This study was conducted to unveil the molecular mechanisms behind the formation of superior individual fiber strength, which is correlated with yarn strength, in MD52ne using RNA-seq technology. Comparative fiber property analyses revealed that MD52ne have higher (~20%) fiber strength both single and bundle than its NIL MD90ne (Fig. 2A). Comparative genome mapping analyses using F2 population derived from a cross between two NILs discovered that loci associated with high fiber strength is located on Upland cotton chromosome A03 at 84 mega base pairs (Fig. 2B). Comparative transcriptomic analyses were conducted following microarays, RNA sequencing (RNA-seq) and reverse transcribed quantitative PCR (RT-qPCR) (Fig. 2C).
RNA-seq results revealed that differential expressions of the genes involved in crystalline cellulose assembly, ethylene phytohormone and receptor-like kinase (RLK) signaling pathways between the MD52ne and MD90ne developing fibers. Transcripts related to ethylene and its networking signaling pathways for promoting fiber elongation were highly abundant in MD52ne. Ethylene gas is known as a major phytohormone stimulating fiber development. Ethylene and its phytohormonal network might promote the elongation of MD52ne fibers and indirectly contribute to the bundle strength by potentially improving fiber-to-fiber interactions. Interestingly, multiple RLKs localized in plasma membranes were differentially expressed in the developing fibers of the stronger cotton line, MD52ne as compared with the weaker line, MD90ne and localized in genomic regions encompassing the strength quantitative trait loci. Among the various classes of RLKs, the leucine rich repeat (LRR) RLKs containing three domains (LRR ligand binding motif, a transmembrane region and a kinase domain) were most frequently abundant.

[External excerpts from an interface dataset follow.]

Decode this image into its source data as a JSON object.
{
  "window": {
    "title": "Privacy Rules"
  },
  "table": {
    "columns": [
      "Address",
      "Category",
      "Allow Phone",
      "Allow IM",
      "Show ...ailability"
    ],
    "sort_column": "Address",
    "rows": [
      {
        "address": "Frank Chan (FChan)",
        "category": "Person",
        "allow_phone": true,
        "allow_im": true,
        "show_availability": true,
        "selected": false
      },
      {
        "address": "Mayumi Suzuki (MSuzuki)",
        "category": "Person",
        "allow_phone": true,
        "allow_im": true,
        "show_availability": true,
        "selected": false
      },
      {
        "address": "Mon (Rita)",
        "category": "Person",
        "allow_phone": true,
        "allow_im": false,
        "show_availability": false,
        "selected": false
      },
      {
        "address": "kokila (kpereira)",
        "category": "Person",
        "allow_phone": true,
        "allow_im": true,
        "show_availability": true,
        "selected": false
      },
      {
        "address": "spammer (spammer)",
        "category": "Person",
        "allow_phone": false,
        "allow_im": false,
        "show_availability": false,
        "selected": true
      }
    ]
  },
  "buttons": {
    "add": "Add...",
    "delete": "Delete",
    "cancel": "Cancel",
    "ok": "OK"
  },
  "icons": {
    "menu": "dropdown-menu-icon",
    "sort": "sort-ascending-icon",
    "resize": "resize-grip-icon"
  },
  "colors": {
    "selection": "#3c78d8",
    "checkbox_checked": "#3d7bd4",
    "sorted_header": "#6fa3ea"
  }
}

The gene related to LRR RLKs also located in the genomic region of fiber strength loci on chromosome A03. The LRR RLKs have been recently suggested as a novel signaling pathway regulating plant cell wall integrity maintenance and cellulose deposition in other plants. An LRR RLK (Gh_D08G0203) was one of the DEGs that were most highly up-regulated in developing MD52ne fibers at both 15 DPA (377 fold) and 20 DPA (702 fold). Several candidate genes involved in crystalline cellulose micro unit assembly were also up-regulated in MD52ne fibers while the cellulose was actively produced in cotton fibers. Comprehensive analyses of the NILs revealed that the superior bundle strength of MD52ne fibers resulted from high individual fiber strength with minor contributions from greater fiber length and the RLKs is candidate genes for regulating cotton fiber cell wall assembly and strength.
Md Sariful Islam, David D. Fang, Hee Jin Kim
USDA-ARS, Southern Regional Research Center, Cotton Fiber Bioscience Research Unit,
New Orleans, LA 70124, USA
Comparative fiber property and transcriptome analyses reveal key genes potentially related to high fiber strength in cotton (Gossypium hirsutum L.) line MD52ne.
Islam MS, Fang DD, Thyssen GN, Delhom CD, Liu Y, Kim HJ
BMC Plant Biol. 2016 Feb 1